For doubtless this transitory life is entangled with so many kinds of misery, that unless a man will flatter himself with some kind of vain glory or, contrary to the lively eye of his reason, delight or rejoice in some one trifle or other, the calamity and unquietness thereof will so fret nature that none shall be able to live out half their natural course.

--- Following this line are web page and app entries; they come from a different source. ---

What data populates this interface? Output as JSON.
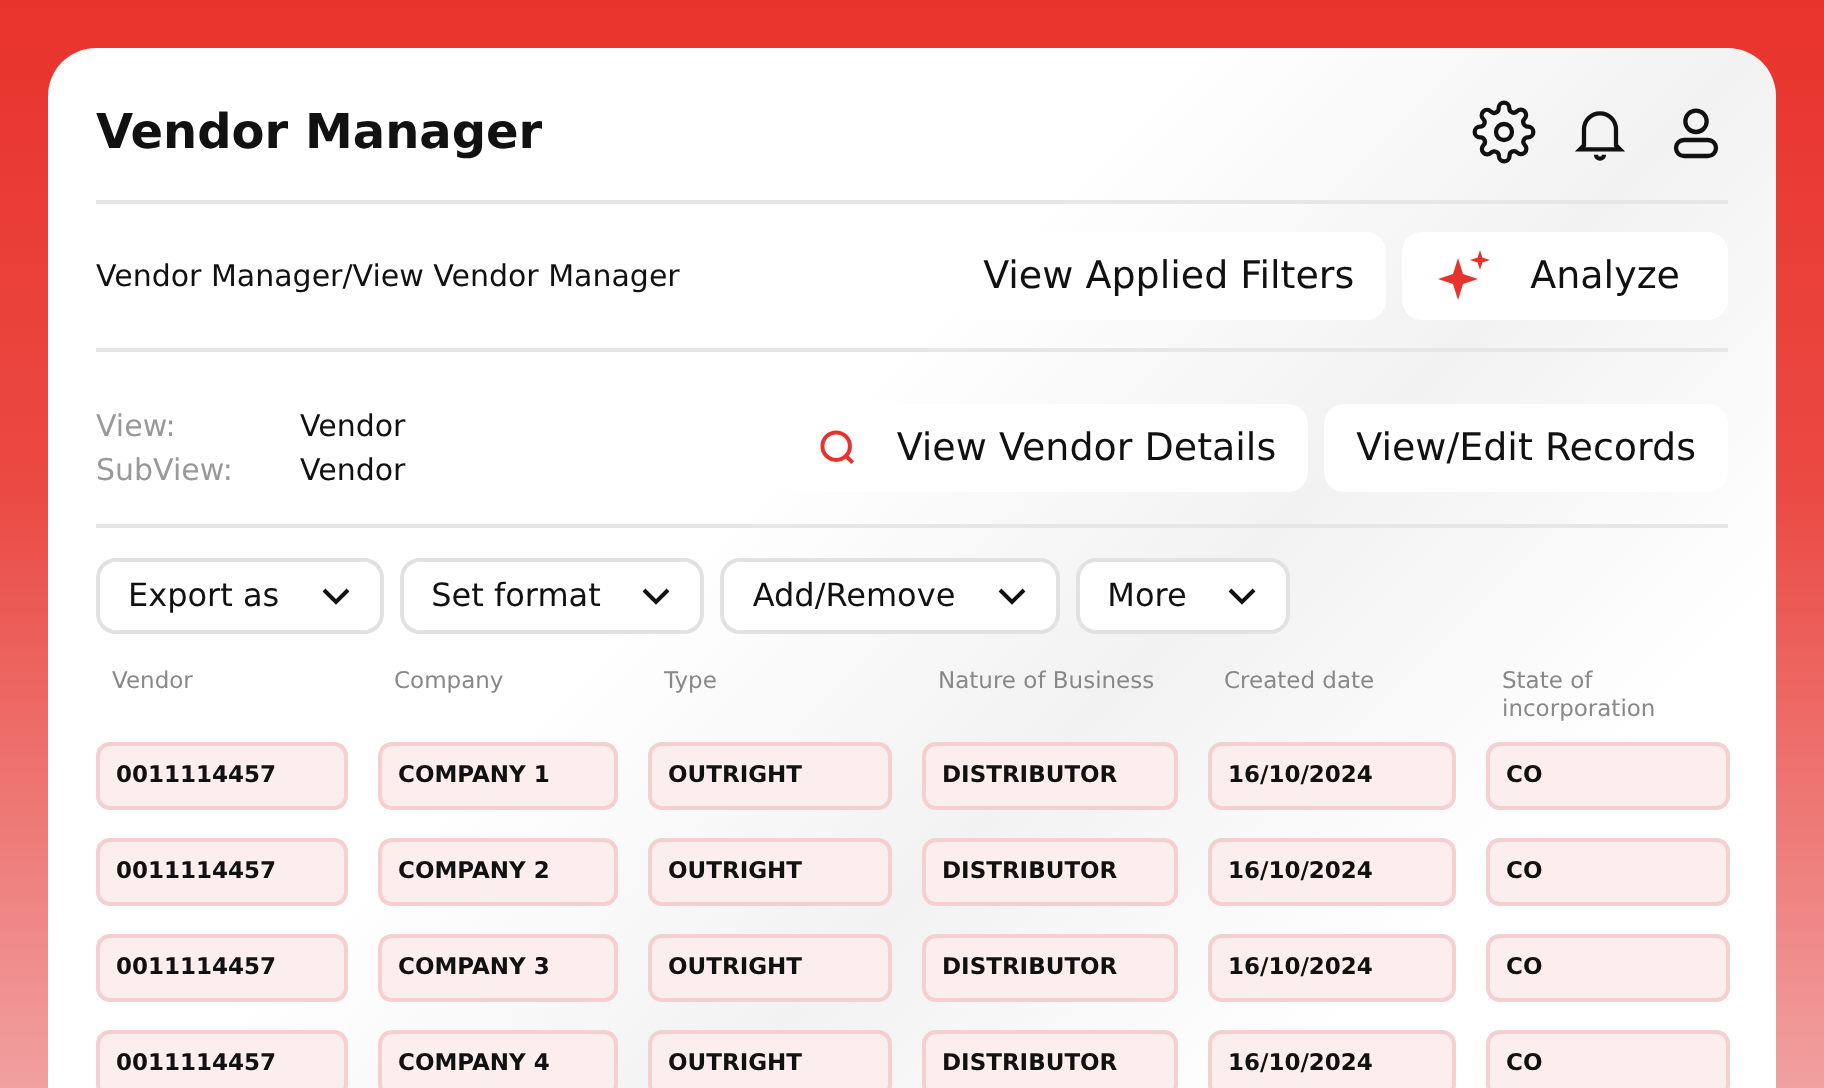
{
  "header": {
    "title": "Vendor Manager"
  },
  "breadcrumb": "Vendor Manager/View Vendor Manager",
  "top_actions": [
    {
      "label": "View Applied Filters",
      "kind": "plain"
    },
    {
      "label": "Analyze",
      "kind": "sparkle"
    }
  ],
  "view_info": [
    {
      "label": "View:",
      "value": "Vendor"
    },
    {
      "label": "SubView:",
      "value": "Vendor"
    }
  ],
  "view_actions": [
    {
      "label": "View Vendor Details",
      "kind": "search"
    },
    {
      "label": "View/Edit Records",
      "kind": "plain"
    }
  ],
  "dropdowns": [
    "Export as",
    "Set format",
    "Add/Remove",
    "More"
  ],
  "table": {
    "columns": [
      "Vendor",
      "Company",
      "Type",
      "Nature of Business",
      "Created date",
      "State of incorporation"
    ],
    "rows": [
      [
        "0011114457",
        "COMPANY 1",
        "OUTRIGHT",
        "DISTRIBUTOR",
        "16/10/2024",
        "CO"
      ],
      [
        "0011114457",
        "COMPANY 2",
        "OUTRIGHT",
        "DISTRIBUTOR",
        "16/10/2024",
        "CO"
      ],
      [
        "0011114457",
        "COMPANY 3",
        "OUTRIGHT",
        "DISTRIBUTOR",
        "16/10/2024",
        "CO"
      ],
      [
        "0011114457",
        "COMPANY 4",
        "OUTRIGHT",
        "DISTRIBUTOR",
        "16/10/2024",
        "CO"
      ]
    ]
  }
}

I take The Image of Idleness to be a satire on contemporary social and religious mores, identifying the centrality of fantasy, dissimulation and flattery – especially self-flattery – to Marian culture. The Marian government and the church it sponsors depend for their survival on cultivating the fertile imaginations of their subjects: and the anonymous author of this epistolary narrative subjects the workings of contemporary ideologies to the same witty analysis as Erasmus practised in The Praise of Folly, a book on which The Image of Idleness is partly modelled.
If I were to write a book on the literature of Mary Tudor’s reign, then, it would have the title Marian Imaginations. It would concern itself with the workings of the English imagination in and after the reign of Mary Tudor: from the imagination of the rebel, who spawns fear and paranoia in the provinces for his own ends, to that of the Queen herself, whose imaginary pregnancies bodied forth her desire to alter the course of English history; from the role of the imagination in the story of England as recorded in Cavendish’s Life of Wolsey, William Baldwin’s Mirror for Magistrates and Joh Proctor’s History of Wyatt’s Rebellion, to the imaginative rewriting of Mary’s reign by Elizabethan historians such as John Foxe. It would end by demonstrating the profound effect of these various Marian and post-Marian explorations of the imagination on the better-known products of the writerly imagination in the reign of Elizabeth I.

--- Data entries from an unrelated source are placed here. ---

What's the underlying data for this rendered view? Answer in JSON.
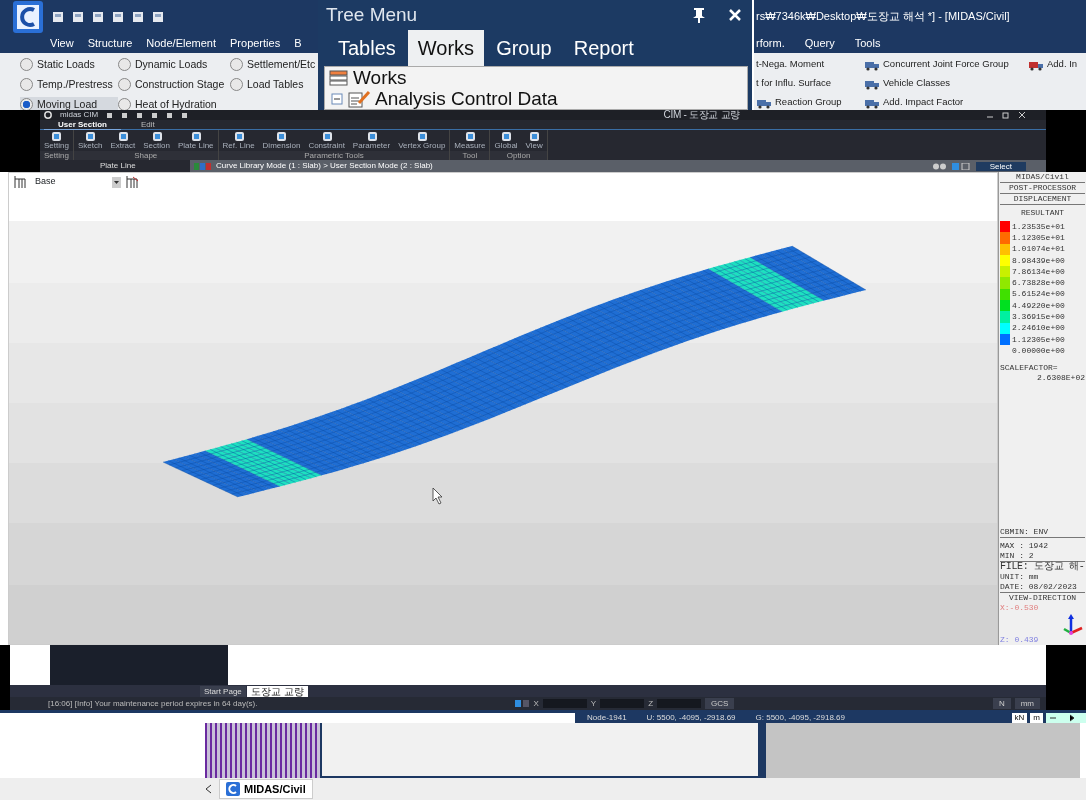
{
  "midas_window": {
    "menu": [
      "View",
      "Structure",
      "Node/Element",
      "Properties",
      "B"
    ],
    "load_options": [
      {
        "label": "Static Loads",
        "selected": false
      },
      {
        "label": "Dynamic Loads",
        "selected": false
      },
      {
        "label": "Settlement/Etc",
        "selected": false
      },
      {
        "label": "Temp./Prestress",
        "selected": false
      },
      {
        "label": "Construction Stage",
        "selected": false
      },
      {
        "label": "Load Tables",
        "selected": false
      },
      {
        "label": "Moving Load",
        "selected": true
      },
      {
        "label": "Heat of Hydration",
        "selected": false
      }
    ],
    "title": "rs₩7346k₩Desktop₩도장교 해석 *] - [MIDAS/Civil]",
    "menu_right": [
      "rform.",
      "Query",
      "Tools"
    ],
    "tools": [
      "t-Nega. Moment",
      "Concurrent Joint Force Group",
      "Add. In",
      "t for Influ. Surface",
      "Vehicle Classes",
      "Reaction Group",
      "Add. Impact Factor"
    ]
  },
  "tree_menu": {
    "title": "Tree Menu",
    "tabs": [
      {
        "label": "Tables",
        "selected": false
      },
      {
        "label": "Works",
        "selected": true
      },
      {
        "label": "Group",
        "selected": false
      },
      {
        "label": "Report",
        "selected": false
      }
    ],
    "tree": [
      {
        "label": "Works",
        "children": [
          {
            "label": "Analysis Control Data"
          }
        ]
      }
    ]
  },
  "cim_window": {
    "app_name": "midas CIM",
    "title": "CIM - 도장교 교량",
    "tabs": [
      {
        "label": "User Section",
        "selected": true
      },
      {
        "label": "Edit",
        "selected": false
      }
    ],
    "groups": [
      {
        "label": "Setting",
        "buttons": [
          "Setting"
        ]
      },
      {
        "label": "Shape",
        "buttons": [
          "Sketch",
          "Extract",
          "Section",
          "Plate Line"
        ]
      },
      {
        "label": "Parametric Tools",
        "buttons": [
          "Ref. Line",
          "Dimension",
          "Constraint",
          "Parameter",
          "Vertex Group"
        ]
      },
      {
        "label": "Tool",
        "buttons": [
          "Measure"
        ]
      },
      {
        "label": "Option",
        "buttons": [
          "Global",
          "View"
        ]
      }
    ],
    "panel_title": "Plate Line",
    "mode_path": "Curve Library Mode (1 : Slab) > User Section Mode (2 : Slab)",
    "select_label": "Select"
  },
  "viewport": {
    "layer": "Base",
    "legend": {
      "header": [
        "MIDAS/Civil",
        "POST-PROCESSOR",
        "DISPLACEMENT"
      ],
      "component": "RESULTANT",
      "levels": [
        {
          "value": "1.23535e+01",
          "color": "#ff0000"
        },
        {
          "value": "1.12305e+01",
          "color": "#ff6a00"
        },
        {
          "value": "1.01074e+01",
          "color": "#ffc000"
        },
        {
          "value": "8.98439e+00",
          "color": "#ffff00"
        },
        {
          "value": "7.86134e+00",
          "color": "#c8f000"
        },
        {
          "value": "6.73828e+00",
          "color": "#90e800"
        },
        {
          "value": "5.61524e+00",
          "color": "#40e000"
        },
        {
          "value": "4.49220e+00",
          "color": "#00e020"
        },
        {
          "value": "3.36915e+00",
          "color": "#00f0a0"
        },
        {
          "value": "2.24610e+00",
          "color": "#00ffff"
        },
        {
          "value": "1.12305e+00",
          "color": "#0070ff"
        },
        {
          "value": "0.00000e+00"
        }
      ],
      "scale_label": "SCALEFACTOR=",
      "scale_value": "2.6308E+02",
      "info": [
        "CBMIN: ENV",
        "MAX : 1942",
        "MIN : 2",
        "FILE: 도장교 해-",
        "UNIT: mm",
        "DATE: 08/02/2023"
      ],
      "view_direction": "VIEW-DIRECTION",
      "x_dir": "X:-0.530",
      "z_dir": "Z: 0.439"
    }
  },
  "bottom": {
    "doc_tabs": [
      {
        "label": "Start Page",
        "selected": false
      },
      {
        "label": "도장교 교량",
        "selected": true
      }
    ],
    "message": "[16:06] [Info] Your maintenance period expires in 64 day(s).",
    "coord_labels": [
      "X",
      "Y",
      "Z"
    ],
    "coord_system": "GCS",
    "force_unit": "N",
    "length_unit": "mm",
    "node": "Node-1941",
    "u_coords": "U: 5500, -4095, -2918.69",
    "g_coords": "G: 5500, -4095, -2918.69",
    "units": [
      "kN",
      "m"
    ],
    "task_tab": "MIDAS/Civil"
  }
}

The book will never, I think, be written – at least by me; but as a curious missing link in the history of the human imagination it would, I think, have been well worth writing. So I’m duly placing it here, in one of the obscurer libraries of the City of Lost Books. If you find it here, feel free to rewrite it for yourself…